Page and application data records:
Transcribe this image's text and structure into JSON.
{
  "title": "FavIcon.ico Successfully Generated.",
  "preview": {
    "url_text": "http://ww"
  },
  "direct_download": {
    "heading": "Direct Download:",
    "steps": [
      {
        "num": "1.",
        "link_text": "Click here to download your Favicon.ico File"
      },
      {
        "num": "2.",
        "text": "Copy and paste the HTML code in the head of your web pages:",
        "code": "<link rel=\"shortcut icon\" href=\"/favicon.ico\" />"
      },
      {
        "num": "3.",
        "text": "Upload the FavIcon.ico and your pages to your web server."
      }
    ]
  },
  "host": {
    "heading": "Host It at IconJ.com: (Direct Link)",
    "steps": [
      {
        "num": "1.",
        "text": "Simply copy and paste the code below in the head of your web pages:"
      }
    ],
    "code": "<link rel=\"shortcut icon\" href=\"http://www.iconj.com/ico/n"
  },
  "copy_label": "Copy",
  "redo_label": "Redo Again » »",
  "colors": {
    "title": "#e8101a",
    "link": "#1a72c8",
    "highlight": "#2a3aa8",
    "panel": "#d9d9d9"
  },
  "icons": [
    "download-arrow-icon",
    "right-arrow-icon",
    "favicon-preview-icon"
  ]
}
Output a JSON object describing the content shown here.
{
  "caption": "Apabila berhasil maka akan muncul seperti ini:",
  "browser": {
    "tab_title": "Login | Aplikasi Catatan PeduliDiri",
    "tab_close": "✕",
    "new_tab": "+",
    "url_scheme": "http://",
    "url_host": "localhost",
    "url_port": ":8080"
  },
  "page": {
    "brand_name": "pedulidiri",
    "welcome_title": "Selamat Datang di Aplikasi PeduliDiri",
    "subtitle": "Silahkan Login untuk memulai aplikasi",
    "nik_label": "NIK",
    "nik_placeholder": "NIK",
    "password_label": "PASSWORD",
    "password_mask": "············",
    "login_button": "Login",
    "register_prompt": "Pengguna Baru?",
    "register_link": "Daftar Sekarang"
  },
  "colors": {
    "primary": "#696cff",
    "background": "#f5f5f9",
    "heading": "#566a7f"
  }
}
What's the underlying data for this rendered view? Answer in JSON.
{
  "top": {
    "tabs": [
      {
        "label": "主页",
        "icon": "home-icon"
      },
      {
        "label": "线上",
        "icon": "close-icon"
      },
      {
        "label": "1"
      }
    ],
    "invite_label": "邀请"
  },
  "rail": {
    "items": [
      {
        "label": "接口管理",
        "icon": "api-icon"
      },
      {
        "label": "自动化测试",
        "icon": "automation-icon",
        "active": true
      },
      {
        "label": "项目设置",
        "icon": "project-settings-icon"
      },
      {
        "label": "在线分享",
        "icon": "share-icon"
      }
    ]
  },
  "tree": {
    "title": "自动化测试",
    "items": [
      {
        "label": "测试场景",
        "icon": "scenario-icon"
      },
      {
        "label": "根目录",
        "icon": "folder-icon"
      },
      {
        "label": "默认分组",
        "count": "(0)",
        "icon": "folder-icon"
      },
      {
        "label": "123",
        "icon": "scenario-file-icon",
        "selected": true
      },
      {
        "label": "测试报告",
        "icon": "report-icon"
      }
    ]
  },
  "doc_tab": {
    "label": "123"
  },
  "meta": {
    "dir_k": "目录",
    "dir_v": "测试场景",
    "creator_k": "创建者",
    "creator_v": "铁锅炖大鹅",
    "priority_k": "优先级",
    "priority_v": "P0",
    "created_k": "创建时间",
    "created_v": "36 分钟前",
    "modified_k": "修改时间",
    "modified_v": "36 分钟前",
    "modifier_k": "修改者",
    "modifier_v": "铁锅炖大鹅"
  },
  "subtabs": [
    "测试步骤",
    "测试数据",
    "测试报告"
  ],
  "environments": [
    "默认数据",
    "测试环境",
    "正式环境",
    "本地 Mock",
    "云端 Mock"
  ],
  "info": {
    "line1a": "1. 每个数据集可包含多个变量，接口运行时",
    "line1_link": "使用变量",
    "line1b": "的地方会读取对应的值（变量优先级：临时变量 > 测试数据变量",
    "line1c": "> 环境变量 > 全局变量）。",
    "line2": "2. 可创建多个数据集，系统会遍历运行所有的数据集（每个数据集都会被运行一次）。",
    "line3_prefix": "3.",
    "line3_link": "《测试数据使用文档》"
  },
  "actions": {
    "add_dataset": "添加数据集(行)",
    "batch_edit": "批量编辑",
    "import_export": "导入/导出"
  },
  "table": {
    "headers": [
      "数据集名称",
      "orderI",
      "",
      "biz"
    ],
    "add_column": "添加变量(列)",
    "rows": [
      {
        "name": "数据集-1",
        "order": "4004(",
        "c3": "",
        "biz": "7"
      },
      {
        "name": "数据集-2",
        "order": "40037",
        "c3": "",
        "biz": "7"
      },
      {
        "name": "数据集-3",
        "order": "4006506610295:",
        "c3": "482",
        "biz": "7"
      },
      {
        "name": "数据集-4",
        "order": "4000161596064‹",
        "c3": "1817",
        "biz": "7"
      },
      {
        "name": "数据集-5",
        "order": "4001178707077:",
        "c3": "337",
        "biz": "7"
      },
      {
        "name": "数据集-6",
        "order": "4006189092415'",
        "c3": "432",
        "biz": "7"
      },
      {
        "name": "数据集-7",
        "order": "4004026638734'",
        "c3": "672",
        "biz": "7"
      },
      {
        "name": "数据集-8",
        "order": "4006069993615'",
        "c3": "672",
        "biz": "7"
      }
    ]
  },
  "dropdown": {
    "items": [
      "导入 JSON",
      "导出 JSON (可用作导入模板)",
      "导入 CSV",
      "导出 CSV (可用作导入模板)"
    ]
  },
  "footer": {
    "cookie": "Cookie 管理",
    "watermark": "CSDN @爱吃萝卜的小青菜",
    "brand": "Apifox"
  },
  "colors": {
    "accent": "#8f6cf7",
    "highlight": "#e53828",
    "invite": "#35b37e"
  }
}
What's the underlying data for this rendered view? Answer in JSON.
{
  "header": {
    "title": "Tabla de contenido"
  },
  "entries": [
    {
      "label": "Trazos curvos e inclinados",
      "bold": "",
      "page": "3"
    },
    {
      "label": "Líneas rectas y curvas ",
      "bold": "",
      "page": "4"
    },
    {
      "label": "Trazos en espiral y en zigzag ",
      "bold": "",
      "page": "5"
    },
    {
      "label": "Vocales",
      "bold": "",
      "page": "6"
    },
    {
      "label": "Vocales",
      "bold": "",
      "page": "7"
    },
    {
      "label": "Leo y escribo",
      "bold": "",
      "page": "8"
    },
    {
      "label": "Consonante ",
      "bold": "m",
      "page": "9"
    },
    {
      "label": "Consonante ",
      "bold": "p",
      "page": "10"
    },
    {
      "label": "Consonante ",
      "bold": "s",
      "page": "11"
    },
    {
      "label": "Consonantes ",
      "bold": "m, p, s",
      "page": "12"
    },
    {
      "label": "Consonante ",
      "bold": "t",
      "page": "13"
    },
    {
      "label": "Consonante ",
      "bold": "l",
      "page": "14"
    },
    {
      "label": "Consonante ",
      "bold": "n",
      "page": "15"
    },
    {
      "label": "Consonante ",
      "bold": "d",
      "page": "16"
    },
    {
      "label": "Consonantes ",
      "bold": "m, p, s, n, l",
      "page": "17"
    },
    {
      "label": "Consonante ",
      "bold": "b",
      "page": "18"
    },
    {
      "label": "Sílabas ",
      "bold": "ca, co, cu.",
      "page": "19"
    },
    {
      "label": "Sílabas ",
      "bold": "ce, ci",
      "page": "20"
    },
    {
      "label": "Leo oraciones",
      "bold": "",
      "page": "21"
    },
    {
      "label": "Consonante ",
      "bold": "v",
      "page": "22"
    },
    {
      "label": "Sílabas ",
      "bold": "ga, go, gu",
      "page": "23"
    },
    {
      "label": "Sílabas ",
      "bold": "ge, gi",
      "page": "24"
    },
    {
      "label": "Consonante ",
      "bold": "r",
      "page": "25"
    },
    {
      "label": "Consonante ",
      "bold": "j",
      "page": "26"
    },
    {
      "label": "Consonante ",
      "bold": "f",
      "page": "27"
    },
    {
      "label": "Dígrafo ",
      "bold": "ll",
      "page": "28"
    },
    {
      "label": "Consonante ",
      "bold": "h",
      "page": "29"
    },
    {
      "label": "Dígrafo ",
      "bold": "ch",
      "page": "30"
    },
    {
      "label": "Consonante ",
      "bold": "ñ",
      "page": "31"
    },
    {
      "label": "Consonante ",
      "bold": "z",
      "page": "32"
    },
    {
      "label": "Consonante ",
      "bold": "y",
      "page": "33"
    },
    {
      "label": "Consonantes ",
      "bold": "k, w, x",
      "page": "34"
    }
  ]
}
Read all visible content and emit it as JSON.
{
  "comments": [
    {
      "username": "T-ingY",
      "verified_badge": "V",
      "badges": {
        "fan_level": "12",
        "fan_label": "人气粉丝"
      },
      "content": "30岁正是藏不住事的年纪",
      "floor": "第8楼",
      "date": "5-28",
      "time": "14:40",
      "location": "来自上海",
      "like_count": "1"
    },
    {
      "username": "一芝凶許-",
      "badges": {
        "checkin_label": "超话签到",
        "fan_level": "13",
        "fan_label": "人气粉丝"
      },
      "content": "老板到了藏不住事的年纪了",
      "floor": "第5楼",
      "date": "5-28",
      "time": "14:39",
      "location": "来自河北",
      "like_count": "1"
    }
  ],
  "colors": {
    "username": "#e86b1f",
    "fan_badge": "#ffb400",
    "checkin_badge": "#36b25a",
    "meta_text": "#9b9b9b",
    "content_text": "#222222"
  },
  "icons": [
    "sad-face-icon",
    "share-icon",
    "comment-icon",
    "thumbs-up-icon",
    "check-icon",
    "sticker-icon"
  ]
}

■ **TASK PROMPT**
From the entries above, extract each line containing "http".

■ **ANSWER TO THIS EXERCISE**
    "url_text": "http://ww"
    "code": "<link rel=\"shortcut icon\" href=\"http://www.iconj.com/ico/n"
    "url_scheme": "http://",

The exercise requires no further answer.